Interface dataset entries
= Beginning of Section =
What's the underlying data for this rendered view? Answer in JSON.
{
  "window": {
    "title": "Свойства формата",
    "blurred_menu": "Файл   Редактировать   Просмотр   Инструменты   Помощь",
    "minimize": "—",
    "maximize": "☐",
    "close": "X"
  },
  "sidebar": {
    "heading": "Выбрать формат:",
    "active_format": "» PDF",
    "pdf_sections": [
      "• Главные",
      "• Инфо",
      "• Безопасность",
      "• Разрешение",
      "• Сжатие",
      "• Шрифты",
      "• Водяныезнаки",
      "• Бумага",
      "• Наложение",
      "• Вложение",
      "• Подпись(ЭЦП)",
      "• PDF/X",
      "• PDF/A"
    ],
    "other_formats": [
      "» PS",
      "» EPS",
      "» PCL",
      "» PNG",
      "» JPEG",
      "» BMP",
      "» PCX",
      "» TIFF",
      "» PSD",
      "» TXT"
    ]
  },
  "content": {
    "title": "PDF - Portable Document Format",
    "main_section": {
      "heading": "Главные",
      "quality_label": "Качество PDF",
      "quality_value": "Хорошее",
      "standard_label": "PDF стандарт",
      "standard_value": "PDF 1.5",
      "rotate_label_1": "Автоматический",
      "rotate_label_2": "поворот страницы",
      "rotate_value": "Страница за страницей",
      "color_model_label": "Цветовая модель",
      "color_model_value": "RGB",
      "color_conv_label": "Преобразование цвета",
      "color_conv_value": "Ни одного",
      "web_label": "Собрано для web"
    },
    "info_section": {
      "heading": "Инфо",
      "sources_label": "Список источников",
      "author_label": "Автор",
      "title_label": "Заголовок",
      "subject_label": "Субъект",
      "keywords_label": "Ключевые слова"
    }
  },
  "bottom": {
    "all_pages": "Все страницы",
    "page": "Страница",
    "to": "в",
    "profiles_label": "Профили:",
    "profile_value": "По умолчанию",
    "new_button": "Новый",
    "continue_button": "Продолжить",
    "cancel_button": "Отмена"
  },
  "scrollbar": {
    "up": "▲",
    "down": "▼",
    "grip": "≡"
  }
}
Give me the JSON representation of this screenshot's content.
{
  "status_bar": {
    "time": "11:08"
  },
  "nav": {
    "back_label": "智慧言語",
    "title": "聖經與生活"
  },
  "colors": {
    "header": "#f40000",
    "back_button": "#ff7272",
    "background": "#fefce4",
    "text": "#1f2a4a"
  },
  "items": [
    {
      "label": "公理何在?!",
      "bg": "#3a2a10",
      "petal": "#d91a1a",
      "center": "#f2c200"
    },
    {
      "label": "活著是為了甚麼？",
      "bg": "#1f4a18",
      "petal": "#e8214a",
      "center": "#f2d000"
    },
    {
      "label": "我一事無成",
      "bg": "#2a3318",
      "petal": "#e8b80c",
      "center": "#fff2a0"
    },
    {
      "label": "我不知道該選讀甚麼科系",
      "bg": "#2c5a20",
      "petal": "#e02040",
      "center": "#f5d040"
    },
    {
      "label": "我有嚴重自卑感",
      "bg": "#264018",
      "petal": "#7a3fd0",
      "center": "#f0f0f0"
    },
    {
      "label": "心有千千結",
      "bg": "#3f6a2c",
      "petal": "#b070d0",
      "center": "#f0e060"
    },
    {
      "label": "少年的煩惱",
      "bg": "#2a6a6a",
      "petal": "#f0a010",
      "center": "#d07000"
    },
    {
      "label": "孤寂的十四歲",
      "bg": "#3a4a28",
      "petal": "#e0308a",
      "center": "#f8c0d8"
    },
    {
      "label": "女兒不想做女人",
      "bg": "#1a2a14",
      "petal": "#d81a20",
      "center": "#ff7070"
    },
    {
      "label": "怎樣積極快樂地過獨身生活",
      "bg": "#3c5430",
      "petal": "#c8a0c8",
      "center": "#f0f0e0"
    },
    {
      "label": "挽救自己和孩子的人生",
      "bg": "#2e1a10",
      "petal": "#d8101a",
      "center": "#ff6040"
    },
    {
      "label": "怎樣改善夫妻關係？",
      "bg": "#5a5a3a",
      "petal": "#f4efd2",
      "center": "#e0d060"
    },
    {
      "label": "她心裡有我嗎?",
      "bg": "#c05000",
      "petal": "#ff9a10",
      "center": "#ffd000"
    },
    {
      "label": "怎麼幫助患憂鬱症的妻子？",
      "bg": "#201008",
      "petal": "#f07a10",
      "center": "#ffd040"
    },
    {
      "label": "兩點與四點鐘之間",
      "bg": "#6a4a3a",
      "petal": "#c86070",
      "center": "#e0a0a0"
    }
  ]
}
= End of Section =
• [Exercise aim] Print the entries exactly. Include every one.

• [Answer section]
What's the underlying data for this rendered view? Answer in JSON.
{
  "window": {
    "title": "Свойства формата",
    "blurred_menu": "Файл   Редактировать   Просмотр   Инструменты   Помощь",
    "minimize": "—",
    "maximize": "☐",
    "close": "X"
  },
  "sidebar": {
    "heading": "Выбрать формат:",
    "active_format": "» PDF",
    "pdf_sections": [
      "• Главные",
      "• Инфо",
      "• Безопасность",
      "• Разрешение",
      "• Сжатие",
      "• Шрифты",
      "• Водяныезнаки",
      "• Бумага",
      "• Наложение",
      "• Вложение",
      "• Подпись(ЭЦП)",
      "• PDF/X",
      "• PDF/A"
    ],
    "other_formats": [
      "» PS",
      "» EPS",
      "» PCL",
      "» PNG",
      "» JPEG",
      "» BMP",
      "» PCX",
      "» TIFF",
      "» PSD",
      "» TXT"
    ]
  },
  "content": {
    "title": "PDF - Portable Document Format",
    "main_section": {
      "heading": "Главные",
      "quality_label": "Качество PDF",
      "quality_value": "Хорошее",
      "standard_label": "PDF стандарт",
      "standard_value": "PDF 1.5",
      "rotate_label_1": "Автоматический",
      "rotate_label_2": "поворот страницы",
      "rotate_value": "Страница за страницей",
      "color_model_label": "Цветовая модель",
      "color_model_value": "RGB",
      "color_conv_label": "Преобразование цвета",
      "color_conv_value": "Ни одного",
      "web_label": "Собрано для web"
    },
    "info_section": {
      "heading": "Инфо",
      "sources_label": "Список источников",
      "author_label": "Автор",
      "title_label": "Заголовок",
      "subject_label": "Субъект",
      "keywords_label": "Ключевые слова"
    }
  },
  "bottom": {
    "all_pages": "Все страницы",
    "page": "Страница",
    "to": "в",
    "profiles_label": "Профили:",
    "profile_value": "По умолчанию",
    "new_button": "Новый",
    "continue_button": "Продолжить",
    "cancel_button": "Отмена"
  },
  "scrollbar": {
    "up": "▲",
    "down": "▼",
    "grip": "≡"
  }
}
Give me the JSON representation of this screenshot's content.
{
  "status_bar": {
    "time": "11:08"
  },
  "nav": {
    "back_label": "智慧言語",
    "title": "聖經與生活"
  },
  "colors": {
    "header": "#f40000",
    "back_button": "#ff7272",
    "background": "#fefce4",
    "text": "#1f2a4a"
  },
  "items": [
    {
      "label": "公理何在?!",
      "bg": "#3a2a10",
      "petal": "#d91a1a",
      "center": "#f2c200"
    },
    {
      "label": "活著是為了甚麼？",
      "bg": "#1f4a18",
      "petal": "#e8214a",
      "center": "#f2d000"
    },
    {
      "label": "我一事無成",
      "bg": "#2a3318",
      "petal": "#e8b80c",
      "center": "#fff2a0"
    },
    {
      "label": "我不知道該選讀甚麼科系",
      "bg": "#2c5a20",
      "petal": "#e02040",
      "center": "#f5d040"
    },
    {
      "label": "我有嚴重自卑感",
      "bg": "#264018",
      "petal": "#7a3fd0",
      "center": "#f0f0f0"
    },
    {
      "label": "心有千千結",
      "bg": "#3f6a2c",
      "petal": "#b070d0",
      "center": "#f0e060"
    },
    {
      "label": "少年的煩惱",
      "bg": "#2a6a6a",
      "petal": "#f0a010",
      "center": "#d07000"
    },
    {
      "label": "孤寂的十四歲",
      "bg": "#3a4a28",
      "petal": "#e0308a",
      "center": "#f8c0d8"
    },
    {
      "label": "女兒不想做女人",
      "bg": "#1a2a14",
      "petal": "#d81a20",
      "center": "#ff7070"
    },
    {
      "label": "怎樣積極快樂地過獨身生活",
      "bg": "#3c5430",
      "petal": "#c8a0c8",
      "center": "#f0f0e0"
    },
    {
      "label": "挽救自己和孩子的人生",
      "bg": "#2e1a10",
      "petal": "#d8101a",
      "center": "#ff6040"
    },
    {
      "label": "怎樣改善夫妻關係？",
      "bg": "#5a5a3a",
      "petal": "#f4efd2",
      "center": "#e0d060"
    },
    {
      "label": "她心裡有我嗎?",
      "bg": "#c05000",
      "petal": "#ff9a10",
      "center": "#ffd000"
    },
    {
      "label": "怎麼幫助患憂鬱症的妻子？",
      "bg": "#201008",
      "petal": "#f07a10",
      "center": "#ffd040"
    },
    {
      "label": "兩點與四點鐘之間",
      "bg": "#6a4a3a",
      "petal": "#c86070",
      "center": "#e0a0a0"
    }
  ]
}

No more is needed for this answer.